§ 9. Gregory Barker (Bexhill and Battle) (Con)
How many prisoners are being held in police cells. 
§ The Parliamentary Under-Secretary of State for the Home Department(Caroline Flint)
As at 22 February 2004, there are no prisoners held in police cells under Operation Safeguard and no prisoners held overnight as lock-outs.
§ Gregory Barker
Can the Minister ensure that when prisoners are held in police cells, as they have been in the past, they are in the care of police officers who have been properly trained in looking after prisoners, especially the vulnerable and those on suicide watch? We cannot rule out the possibility of prisoners being held in police cells again.
§ Caroline Flint

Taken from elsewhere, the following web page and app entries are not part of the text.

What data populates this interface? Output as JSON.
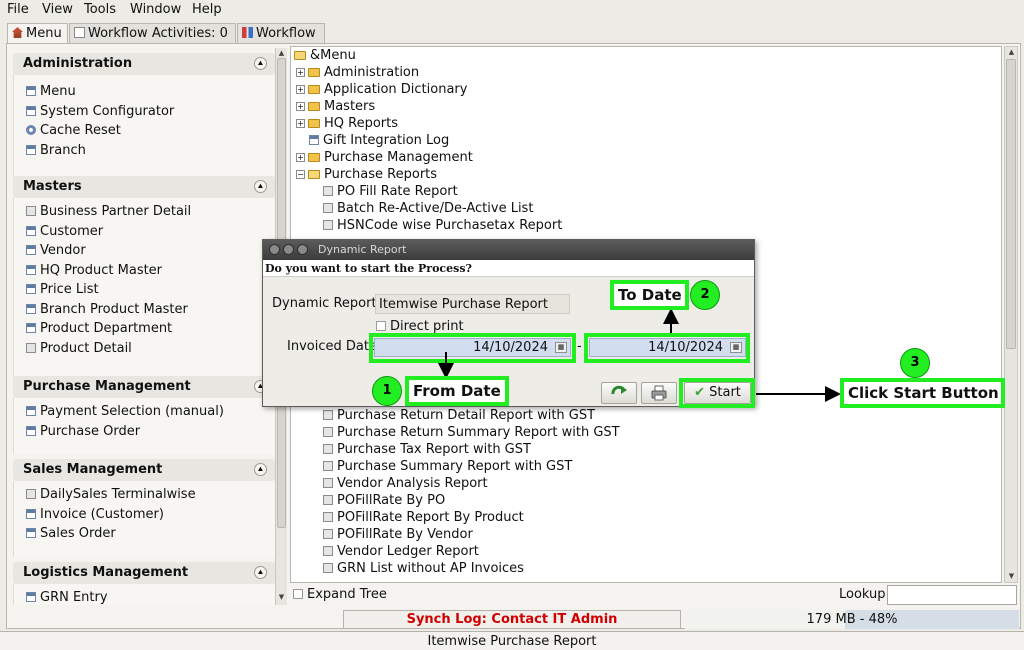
{
  "menubar": {
    "items": [
      {
        "label": "File"
      },
      {
        "label": "View"
      },
      {
        "label": "Tools"
      },
      {
        "label": "Window"
      },
      {
        "label": "Help"
      }
    ]
  },
  "tabs": [
    {
      "label": "Menu",
      "icon": "home-icon"
    },
    {
      "label": "Workflow Activities: 0",
      "icon": "document-icon"
    },
    {
      "label": "Workflow",
      "icon": "workflow-icon"
    }
  ],
  "sidebar": {
    "groups": [
      {
        "title": "Administration",
        "items": [
          {
            "label": "Menu",
            "icon": "window-icon"
          },
          {
            "label": "System Configurator",
            "icon": "window-icon"
          },
          {
            "label": "Cache Reset",
            "icon": "gear-icon"
          },
          {
            "label": "Branch",
            "icon": "window-icon"
          }
        ]
      },
      {
        "title": "Masters",
        "items": [
          {
            "label": "Business Partner Detail",
            "icon": "report-icon"
          },
          {
            "label": "Customer",
            "icon": "window-icon"
          },
          {
            "label": "Vendor",
            "icon": "window-icon"
          },
          {
            "label": "HQ Product Master",
            "icon": "window-icon"
          },
          {
            "label": "Price List",
            "icon": "window-icon"
          },
          {
            "label": "Branch Product Master",
            "icon": "window-icon"
          },
          {
            "label": "Product Department",
            "icon": "window-icon"
          },
          {
            "label": "Product Detail",
            "icon": "report-icon"
          }
        ]
      },
      {
        "title": "Purchase Management",
        "items": [
          {
            "label": "Payment Selection (manual)",
            "icon": "window-icon"
          },
          {
            "label": "Purchase Order",
            "icon": "window-icon"
          }
        ]
      },
      {
        "title": "Sales Management",
        "items": [
          {
            "label": "DailySales Terminalwise",
            "icon": "report-icon"
          },
          {
            "label": "Invoice (Customer)",
            "icon": "window-icon"
          },
          {
            "label": "Sales Order",
            "icon": "window-icon"
          }
        ]
      },
      {
        "title": "Logistics Management",
        "items": [
          {
            "label": "GRN Entry",
            "icon": "window-icon"
          }
        ]
      }
    ]
  },
  "tree": {
    "root": "&Menu",
    "nodes": [
      {
        "label": "Administration",
        "kind": "folder"
      },
      {
        "label": "Application Dictionary",
        "kind": "folder"
      },
      {
        "label": "Masters",
        "kind": "folder"
      },
      {
        "label": "HQ Reports",
        "kind": "folder"
      },
      {
        "label": "Gift Integration Log",
        "kind": "window"
      },
      {
        "label": "Purchase Management",
        "kind": "folder"
      },
      {
        "label": "Purchase Reports",
        "kind": "folder-open"
      },
      {
        "label": "PO Fill Rate Report",
        "kind": "report"
      },
      {
        "label": "Batch Re-Active/De-Active List",
        "kind": "report"
      },
      {
        "label": "HSNCode wise Purchasetax Report",
        "kind": "report"
      },
      {
        "label": "Purchase Return Detail Report with GST",
        "kind": "report"
      },
      {
        "label": "Purchase Return Summary Report with GST",
        "kind": "report"
      },
      {
        "label": "Purchase Tax Report with GST",
        "kind": "report"
      },
      {
        "label": "Purchase Summary Report with GST",
        "kind": "report"
      },
      {
        "label": "Vendor Analysis Report",
        "kind": "report"
      },
      {
        "label": "POFillRate By PO",
        "kind": "report"
      },
      {
        "label": "POFillRate Report By Product",
        "kind": "report"
      },
      {
        "label": "POFillRate By Vendor",
        "kind": "report"
      },
      {
        "label": "Vendor Ledger Report",
        "kind": "report"
      },
      {
        "label": "GRN List without AP Invoices",
        "kind": "report"
      }
    ]
  },
  "footer": {
    "expand_tree_label": "Expand Tree",
    "lookup_label": "Lookup",
    "lookup_value": "",
    "synch_log": "Synch Log: Contact IT Admin",
    "memory": "179 MB - 48%",
    "memory_fraction": 0.48,
    "status": "Itemwise Purchase Report"
  },
  "dialog": {
    "title": "Dynamic Report",
    "question": "Do you want to start the Process?",
    "report_label": "Dynamic Report",
    "report_value": "Itemwise Purchase Report",
    "direct_print_label": "Direct print",
    "invoiced_date_label": "Invoiced Date",
    "from_date": "14/10/2024",
    "to_date": "14/10/2024",
    "range_separator": "-",
    "start_label": "Start"
  },
  "annotations": {
    "from_date": {
      "number": "1",
      "text": "From Date"
    },
    "to_date": {
      "number": "2",
      "text": "To Date"
    },
    "start": {
      "number": "3",
      "text": "Click Start Button"
    },
    "color": "#20ee20"
  }
}
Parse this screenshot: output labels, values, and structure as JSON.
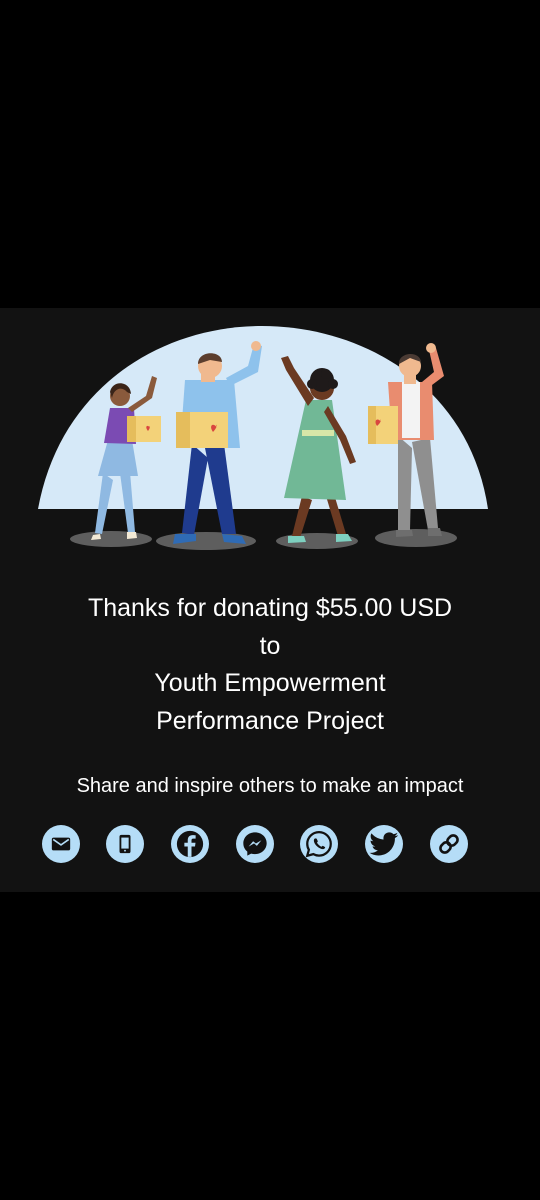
{
  "confirmation": {
    "line1": "Thanks for donating $55.00 USD",
    "line2": "to",
    "line3": "Youth Empowerment",
    "line4": "Performance Project"
  },
  "share": {
    "prompt": "Share and inspire others to make an impact",
    "buttons": [
      {
        "name": "email",
        "icon": "envelope-icon"
      },
      {
        "name": "sms",
        "icon": "mobile-phone-icon"
      },
      {
        "name": "facebook",
        "icon": "facebook-icon"
      },
      {
        "name": "messenger",
        "icon": "messenger-icon"
      },
      {
        "name": "whatsapp",
        "icon": "whatsapp-icon"
      },
      {
        "name": "twitter",
        "icon": "twitter-icon"
      },
      {
        "name": "copy-link",
        "icon": "link-icon"
      }
    ]
  },
  "colors": {
    "page_background": "#000000",
    "card_background": "#121212",
    "icon_circle": "#b5ddf7",
    "icon_glyph": "#121212",
    "text": "#ffffff",
    "illustration_sky": "#d6e9f8"
  }
}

Operation Safeguard is an arrangement between the Prison Service and the police. Senior police officers and senior Prison Service representatives must ensure that, as far as possible, provision is adequate, and that includes training. Fortunately, Operation Safeguard has not been used since 20 December 2002.
§ Mrs. Cheryl Gillan (Chesham and Amersham) (Con)
The Minister is being disingenuous. Because of the rapid rise in the jail population, the Prison Service is in crisis, and—according to the service—there are only 600 places left. The Minister says that Operation Safeguard was last used in 2002, but it cost the taxpayer more than £10 million. Each place cost £363 a night, which is more than three times the cost of a high-security prison place or a de luxe room at Claridge's. Will the Minister confirm that several police forces are now on standby to reintroduce Operation Safeguard to save the Home Office's bacon? Who will pay for this crisis? Will it be paid for by the Home Office or by hard-pressed police budgets?
§ Caroline Flint
We are dealing with the issue of capacity in the Prison Service by providing 3,000 more places and building two more prisons that will provide 1,290 places. We constantly review the management of prison places, but we must also think of the future. The national offender management system will offer a scheme providing more places for serious, violent and dangerous offenders, as well as using other forms of sentence, such as community sentences, to deal with short-term prisoners.
The hon. Lady talks about more resources. The shadow Chancellor's standstill Budget would mean a loss of £669 million to the Home Office. Just how would the Opposition pay for the Prison Service—